The voice of Feminist Review is not, however, that of an individual and so these birthday greetings must be directed to the passion and dedication of individuals, collectively brought together, that have made the journal possible and provided a home of welcome and light in the sometimes unwelcoming arena of academic publishing.
One of the many ways of thinking about a journal as a "home" is that "home is the place where they have to take you in". This does not mean that Feminist Review has taken in all and sundry but it has allowed the disputes and differences that are characteristic of many homes.
Out of those early disputes came the titles of two articles that invoke the reasons why people might have wanted to go home to Feminist Review. One is "Psychoanalysis: Psychic Law and Order?" (1981) and the other, "Wiping the Floor with Theory: a survey of writings on housework" (1980). Both hyperbolic and playful titles suggest the vitality of the journal, one of the reasons why it is still being read. They also suggest an acute awareness of both the value and the fragility of the theoretical; an awareness that is all the more to be celebrated in the context of present-day constructions of the needs of the marketplace as both definitive reality and definitive knowledge.
How is this happy and essential situation of resistance achieved? I would argue that it is because (and this, I suggest, has to be connected critically to neoliberal ideas about the origin of motivation) people do their best work when they care about that work and see that it might contribute to the good of others. The issues that the journal has consistently cared about are issues of various global forms of exploitation, forms of human misery and disadvantage that affect far too many people, of different races, sexualities and ethnicities. The word "class" has never disappeared from Feminist Review into the intellectual mire of neoliberalism, and in retaining it the journal has been able to maintain a timeless relevance that disciplinary journals with a greater vulnerability to the seductions of fashion have been unable to match.
But that last sentence touches on two other strengths. First, the journal publishes what it believes to be of intellectual and political merit - and not what might fit in with the various expectations of over-policed academic disciplines increasingly strangled by exercises such as the research excellence framework. Second, and very closely related, is the equally REF-resistant policy of interdisciplinarity that Feminist Review pursues. In that other process of academic law and order - what is described as "benchmarking" - interdisciplinary work (despite occasional pious notes of support) is inevitably marginalised. But Feminist Review has remained committed to the idea that what matters for debate and discussion are issues and questions, even if those questions sometimes cross the boundaries of academic disciplines and seem to involve too many different subjects and contexts.
In the context of assertions about the "death" of feminism, it is useful to refer readers to the photographs published in the first edition of Three Guineas. They portray the powerful of 1938 as entirely male and as remarkably similar to the powerful of 2012: a vivid reminder of the value of Feminist Review's independent voice and of its refusal to endorse dubious assumptions of change.
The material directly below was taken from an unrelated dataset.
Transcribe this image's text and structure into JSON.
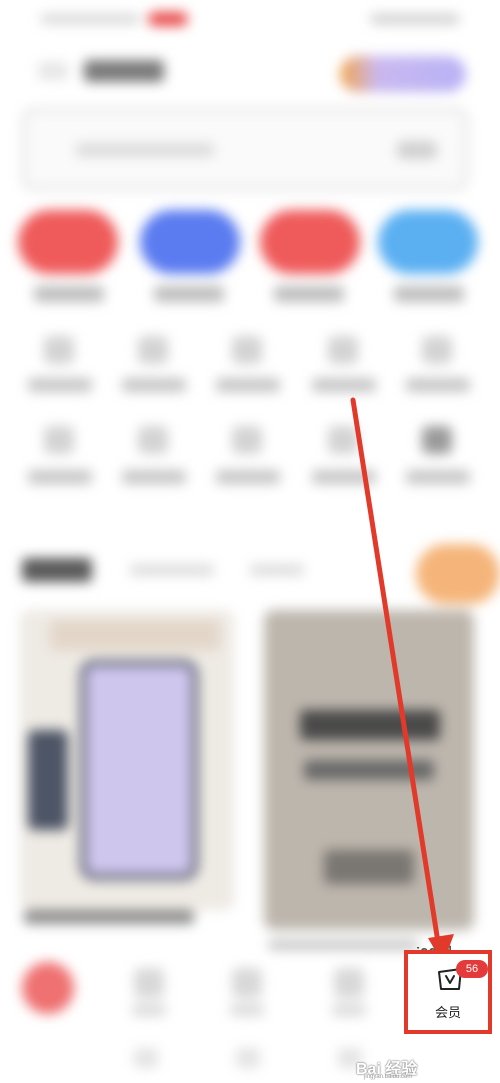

Mary Evans is centennial professor at the Gender Institute, London School of Economics.